PROBLEM TO WORK ON: Check each line of the entries for "icon" and report the ones that have it.

DATA:
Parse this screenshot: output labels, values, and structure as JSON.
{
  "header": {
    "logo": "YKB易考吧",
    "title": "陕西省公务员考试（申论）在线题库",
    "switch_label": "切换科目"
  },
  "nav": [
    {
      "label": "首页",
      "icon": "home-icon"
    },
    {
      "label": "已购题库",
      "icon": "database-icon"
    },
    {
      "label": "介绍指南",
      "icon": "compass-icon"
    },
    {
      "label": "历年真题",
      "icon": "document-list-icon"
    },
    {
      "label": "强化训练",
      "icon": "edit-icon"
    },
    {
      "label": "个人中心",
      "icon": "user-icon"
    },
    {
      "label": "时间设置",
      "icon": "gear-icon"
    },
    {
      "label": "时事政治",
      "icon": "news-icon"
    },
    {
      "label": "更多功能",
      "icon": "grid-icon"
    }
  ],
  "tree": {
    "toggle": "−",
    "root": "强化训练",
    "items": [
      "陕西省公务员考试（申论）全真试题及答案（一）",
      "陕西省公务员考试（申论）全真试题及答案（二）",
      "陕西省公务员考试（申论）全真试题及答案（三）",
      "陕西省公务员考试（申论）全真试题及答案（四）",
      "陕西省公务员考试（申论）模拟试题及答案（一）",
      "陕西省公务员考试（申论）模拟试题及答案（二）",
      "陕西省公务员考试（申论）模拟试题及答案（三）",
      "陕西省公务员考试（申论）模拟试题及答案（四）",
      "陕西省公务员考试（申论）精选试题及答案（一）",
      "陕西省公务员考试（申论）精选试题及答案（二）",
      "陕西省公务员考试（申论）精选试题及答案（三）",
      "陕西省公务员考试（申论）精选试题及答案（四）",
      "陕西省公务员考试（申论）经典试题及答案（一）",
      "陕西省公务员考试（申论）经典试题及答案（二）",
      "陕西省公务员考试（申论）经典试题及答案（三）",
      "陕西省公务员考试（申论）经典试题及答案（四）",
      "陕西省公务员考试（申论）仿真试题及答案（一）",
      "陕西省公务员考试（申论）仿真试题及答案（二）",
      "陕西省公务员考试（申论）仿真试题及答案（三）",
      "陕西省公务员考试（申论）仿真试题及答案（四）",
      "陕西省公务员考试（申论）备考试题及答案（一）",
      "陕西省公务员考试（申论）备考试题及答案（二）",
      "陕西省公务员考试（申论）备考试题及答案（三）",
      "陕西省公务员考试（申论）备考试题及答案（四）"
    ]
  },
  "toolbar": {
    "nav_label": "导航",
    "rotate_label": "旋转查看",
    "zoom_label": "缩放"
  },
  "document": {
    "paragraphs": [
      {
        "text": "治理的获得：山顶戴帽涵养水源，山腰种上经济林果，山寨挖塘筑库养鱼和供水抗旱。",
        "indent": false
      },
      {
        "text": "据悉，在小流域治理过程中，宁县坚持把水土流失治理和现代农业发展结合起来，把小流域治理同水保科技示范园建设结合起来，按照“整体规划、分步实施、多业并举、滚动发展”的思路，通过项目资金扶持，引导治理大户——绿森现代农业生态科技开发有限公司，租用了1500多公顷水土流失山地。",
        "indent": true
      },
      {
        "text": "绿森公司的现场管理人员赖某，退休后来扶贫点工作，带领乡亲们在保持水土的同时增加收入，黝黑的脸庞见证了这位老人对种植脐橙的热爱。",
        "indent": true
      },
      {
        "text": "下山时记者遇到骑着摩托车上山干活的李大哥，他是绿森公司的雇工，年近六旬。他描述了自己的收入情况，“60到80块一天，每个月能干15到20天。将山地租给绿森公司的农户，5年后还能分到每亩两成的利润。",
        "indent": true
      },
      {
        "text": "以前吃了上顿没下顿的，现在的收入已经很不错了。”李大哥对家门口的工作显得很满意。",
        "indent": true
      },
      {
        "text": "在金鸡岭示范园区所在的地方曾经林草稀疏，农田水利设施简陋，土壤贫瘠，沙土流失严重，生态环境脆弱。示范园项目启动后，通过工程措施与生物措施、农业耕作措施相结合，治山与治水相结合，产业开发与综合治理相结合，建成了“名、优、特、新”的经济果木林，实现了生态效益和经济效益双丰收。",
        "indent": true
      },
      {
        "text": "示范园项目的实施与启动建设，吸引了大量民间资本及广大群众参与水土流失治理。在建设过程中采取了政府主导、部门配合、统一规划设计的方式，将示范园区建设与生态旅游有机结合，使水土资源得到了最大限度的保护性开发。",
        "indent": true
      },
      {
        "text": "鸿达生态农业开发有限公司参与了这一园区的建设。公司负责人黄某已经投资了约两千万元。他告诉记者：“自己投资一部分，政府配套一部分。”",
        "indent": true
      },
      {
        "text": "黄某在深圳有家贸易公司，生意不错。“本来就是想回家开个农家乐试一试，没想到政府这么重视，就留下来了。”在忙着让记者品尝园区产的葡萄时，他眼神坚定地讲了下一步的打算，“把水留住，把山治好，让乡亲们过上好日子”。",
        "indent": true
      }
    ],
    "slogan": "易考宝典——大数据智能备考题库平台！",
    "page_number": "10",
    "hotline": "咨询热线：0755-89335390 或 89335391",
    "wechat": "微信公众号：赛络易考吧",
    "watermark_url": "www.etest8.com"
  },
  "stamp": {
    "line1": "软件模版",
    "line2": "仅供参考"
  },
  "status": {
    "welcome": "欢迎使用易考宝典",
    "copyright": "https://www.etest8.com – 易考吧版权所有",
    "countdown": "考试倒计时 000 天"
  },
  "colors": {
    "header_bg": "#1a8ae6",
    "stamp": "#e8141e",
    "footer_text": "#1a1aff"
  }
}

TASK SOLUTION:
      "icon": "home-icon"
      "icon": "database-icon"
      "icon": "compass-icon"
      "icon": "document-list-icon"
      "icon": "edit-icon"
      "icon": "user-icon"
      "icon": "gear-icon"
      "icon": "news-icon"
      "icon": "grid-icon"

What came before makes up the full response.